The financial budget of Bolivia for 1873-74 was as follows, the amount being given in Bolivian dollars of the value of about 3s. 3d. stcrlin":—

RECEIPTS , ( Ariua 405,000 Customs jp Qbija 250 00() Export of Silver 193,676 SaleofGuauo 300,000 Stamps 27,628 Cattle Customs (Argentine Republic).. 20,880 English Loan 650,000 Indian Tribute 686,307 Departments 396,423 2,929,914 EXPENDITURE 4, 505,504

The early history of that part of the empire of the Incas which now forms the liepublic of Bolivia is so intimately connected with that of Peru, that the consideration of it may with propriety be deferred until we come to treat of that country, in which Cuzco, the capital of the Incas, is situated. Attention will therefore at present be directed chiefly to that period of its history which is more recent, and which has so materially influenced its present condition.

The Peruvians, ever since the conquest of their country by the Spaniards in the IGth century, have been sub jected to a system of tyranny and oppression which has few parallels in the history of the universe. They were treated little better than beasts of burden.
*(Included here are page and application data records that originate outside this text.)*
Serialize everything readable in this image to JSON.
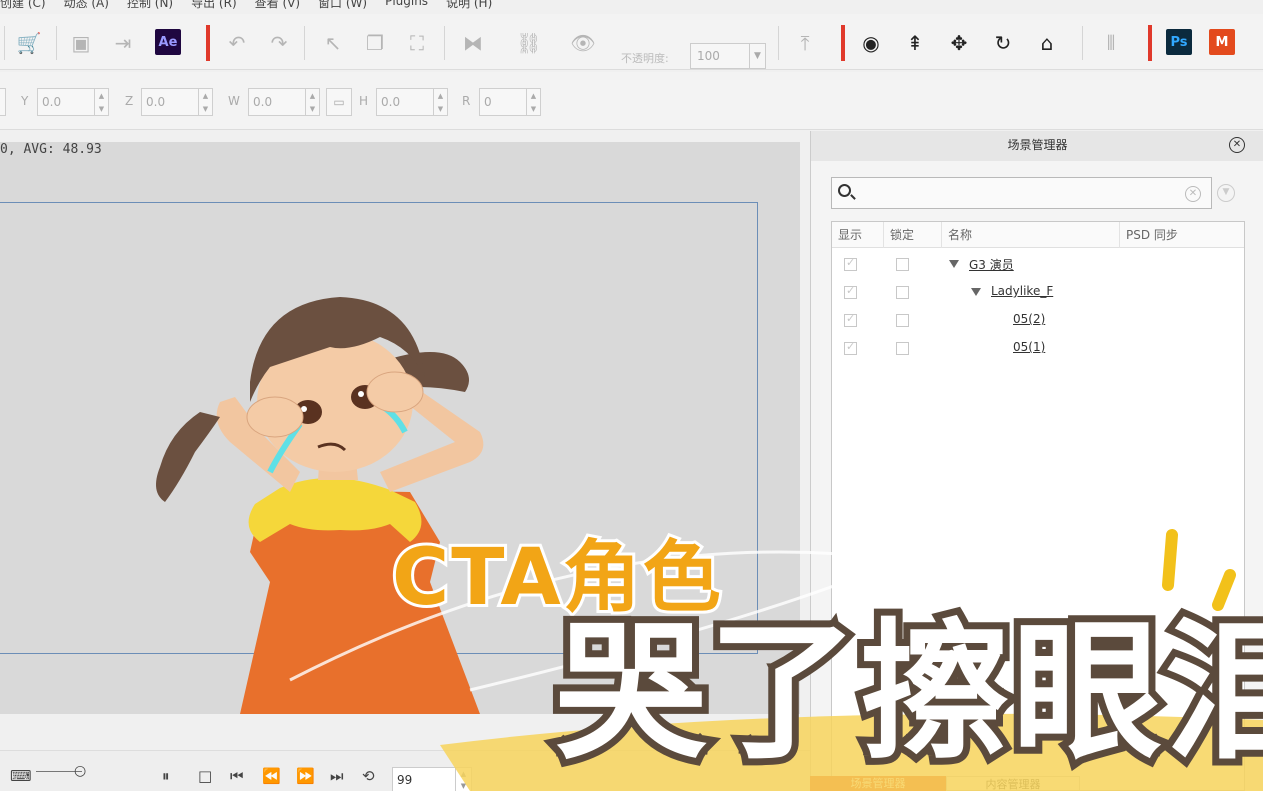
{
  "menu": [
    "创建 (C)",
    "动态 (A)",
    "控制 (N)",
    "导出 (R)",
    "查看 (V)",
    "窗口 (W)",
    "Plugins",
    "说明 (H)"
  ],
  "toolbar": {
    "ae_label": "Ae",
    "ps_label": "Ps",
    "opacity_label": "不透明度:",
    "opacity_value": "100",
    "accent_red": "#e0392b"
  },
  "coords": {
    "y_label": "Y",
    "y_value": "0.0",
    "z_label": "Z",
    "z_value": "0.0",
    "w_label": "W",
    "w_value": "0.0",
    "h_label": "H",
    "h_value": "0.0",
    "r_label": "R",
    "r_value": "0"
  },
  "stage": {
    "fps_text": "0, AVG: 48.93"
  },
  "playbar": {
    "frame_value": "99"
  },
  "scene_manager": {
    "title": "场景管理器",
    "search_value": "",
    "columns": [
      "显示",
      "锁定",
      "名称",
      "PSD 同步"
    ],
    "rows": [
      {
        "name": "G3 演员",
        "visible": true,
        "locked": false
      },
      {
        "name": "Ladylike_F",
        "visible": true,
        "locked": false
      },
      {
        "name": "05(2)",
        "visible": true,
        "locked": false
      },
      {
        "name": "05(1)",
        "visible": true,
        "locked": false
      }
    ],
    "tabs": [
      "场景管理器",
      "内容管理器"
    ]
  },
  "captions": {
    "line1": "CTA角色",
    "line2": "哭了擦眼泪",
    "line1_color": "#f2a516"
  }
}
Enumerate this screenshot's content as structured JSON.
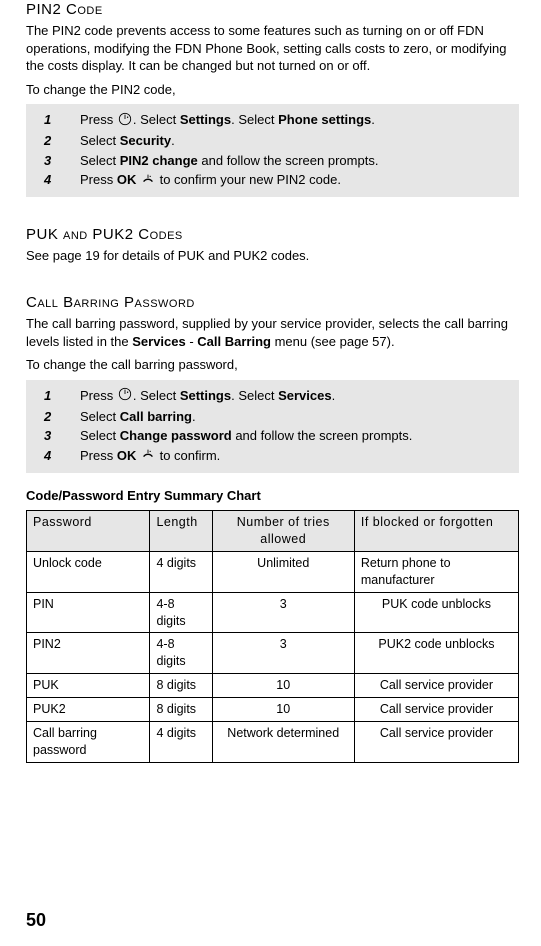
{
  "pin2": {
    "heading": "PIN2 Code",
    "intro": "The PIN2 code prevents access to some features such as turning on or off FDN operations, modifying the FDN Phone Book, setting calls costs to zero, or modifying the costs display. It can be changed but not turned on or off.",
    "lead": "To change the PIN2 code,",
    "steps": [
      {
        "n": "1",
        "pre": "Press ",
        "post1": ". Select ",
        "b1": "Settings",
        "post2": ". Select ",
        "b2": "Phone settings",
        "post3": "."
      },
      {
        "n": "2",
        "pre": "Select ",
        "b1": "Security",
        "post1": "."
      },
      {
        "n": "3",
        "pre": "Select ",
        "b1": "PIN2 change",
        "post1": " and follow the screen prompts."
      },
      {
        "n": "4",
        "pre": "Press ",
        "b1": "OK",
        "post1": " ",
        "post2": " to confirm your new PIN2 code."
      }
    ]
  },
  "puk": {
    "heading": "PUK and PUK2 Codes",
    "body": "See page 19 for details of PUK and PUK2 codes."
  },
  "callbar": {
    "heading": "Call Barring Password",
    "intro_pre": "The call barring password, supplied by your service provider, selects the call barring levels listed in the ",
    "intro_b1": "Services",
    "intro_mid": " - ",
    "intro_b2": "Call Barring",
    "intro_post": " menu (see page 57).",
    "lead": "To change the call barring password,",
    "steps": [
      {
        "n": "1",
        "pre": "Press ",
        "post1": ".  Select ",
        "b1": "Settings",
        "post2": ". Select ",
        "b2": "Services",
        "post3": "."
      },
      {
        "n": "2",
        "pre": "Select ",
        "b1": "Call barring",
        "post1": "."
      },
      {
        "n": "3",
        "pre": "Select ",
        "b1": "Change password",
        "post1": " and follow the screen prompts."
      },
      {
        "n": "4",
        "pre": "Press ",
        "b1": "OK",
        "post1": " ",
        "post2": " to confirm."
      }
    ]
  },
  "chart": {
    "heading": "Code/Password Entry Summary Chart",
    "headers": [
      "Password",
      "Length",
      "Number of tries allowed",
      "If blocked or forgotten"
    ],
    "rows": [
      [
        "Unlock code",
        "4 digits",
        "Unlimited",
        "Return phone to manufacturer"
      ],
      [
        "PIN",
        "4-8 digits",
        "3",
        "PUK code unblocks"
      ],
      [
        "PIN2",
        "4-8 digits",
        "3",
        "PUK2 code unblocks"
      ],
      [
        "PUK",
        "8 digits",
        "10",
        "Call service provider"
      ],
      [
        "PUK2",
        "8 digits",
        "10",
        "Call service provider"
      ],
      [
        "Call barring password",
        "4 digits",
        "Network determined",
        "Call service provider"
      ]
    ]
  },
  "page_number": "50"
}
By their toil the gold and silver were obtained from the mines, the lands were cultivated, the flocks and herds were attended to, and all the domestic and menial offices performed. Yet the fruits of their labour, especially that of mining, which was attended with numerous privations, and often with great loss of life, were altogether devoted to enriching their oppressors.
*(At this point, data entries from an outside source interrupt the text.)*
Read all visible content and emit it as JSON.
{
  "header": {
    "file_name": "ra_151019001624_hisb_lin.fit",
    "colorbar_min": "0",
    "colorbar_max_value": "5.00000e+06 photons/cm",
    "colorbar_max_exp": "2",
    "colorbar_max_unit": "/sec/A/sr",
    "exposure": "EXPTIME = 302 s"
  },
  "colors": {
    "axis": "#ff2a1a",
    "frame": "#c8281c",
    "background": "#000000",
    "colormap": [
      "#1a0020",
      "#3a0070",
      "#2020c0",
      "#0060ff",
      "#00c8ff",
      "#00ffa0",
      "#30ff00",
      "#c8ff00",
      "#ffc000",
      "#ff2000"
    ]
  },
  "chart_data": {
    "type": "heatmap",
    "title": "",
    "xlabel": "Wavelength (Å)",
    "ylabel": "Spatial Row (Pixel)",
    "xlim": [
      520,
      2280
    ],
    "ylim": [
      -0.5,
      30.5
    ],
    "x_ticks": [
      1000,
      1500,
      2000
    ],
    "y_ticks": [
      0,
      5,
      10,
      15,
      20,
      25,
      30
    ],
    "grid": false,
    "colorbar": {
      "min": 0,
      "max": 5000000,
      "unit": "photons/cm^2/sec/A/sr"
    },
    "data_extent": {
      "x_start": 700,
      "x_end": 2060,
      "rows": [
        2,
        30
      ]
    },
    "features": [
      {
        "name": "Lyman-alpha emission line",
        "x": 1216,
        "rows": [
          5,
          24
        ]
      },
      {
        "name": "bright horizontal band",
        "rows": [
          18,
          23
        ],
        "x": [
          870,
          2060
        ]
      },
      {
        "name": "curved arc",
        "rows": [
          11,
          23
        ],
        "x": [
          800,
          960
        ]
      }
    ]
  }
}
One of their principal grievances was the mita. a com pulsory kind of personal labour, either in the working of the mines or in the cultivation of the fields, exacted from the Indians generally for the space of one year. The proprietors of mines and land to be worked or cultivated were privileged to claim as their undoubted right the personal services of the Indian population of the district surrounding that in which their property was situated. By the regulations of the mita a proportional number of the Indians of the district were annually chosen by lot for the purposes required ; and some idea may be formed of the effects of such a regulation from the fact that 1 400 mines were registered in Peru alone, and that every mine which remained unworked a year and a day became the property of the first claimant. So much was the labour of the mines dreaded by those persons on whom the lot fell, that they considered it as equivalent to a sentence of death, and made all their arrangements accordingly, carrying with them their wives and families to their new and dreaded place of abode. An estimate may be formed of the extent of this evil from 12,000 Indians having been annually required by the mita of Potosi alone ; and it is calculated that, in the mines of Peru, no less than 8,285,000 Indians have perished in this manner. Besides the mita for the service of the mines, the Indians were also compelled to labour for their superiors on their cultivated estates, their estancias or grazing farms, and also in their obrayes or manufactories.

The tribute exacted by the Government from every Indian between the age of eighteen and fifty-five was a capitation tax of 8 dollars. This was levied with the greatest rigour, and the official persons charged with its collection frequently committed great injustice in doing so, obliging the Indians to commence these payments at fifteen, and continue them until seventy years of age, and putting the amount of tribute for the years before and after the legal period into their own pockets. In proof of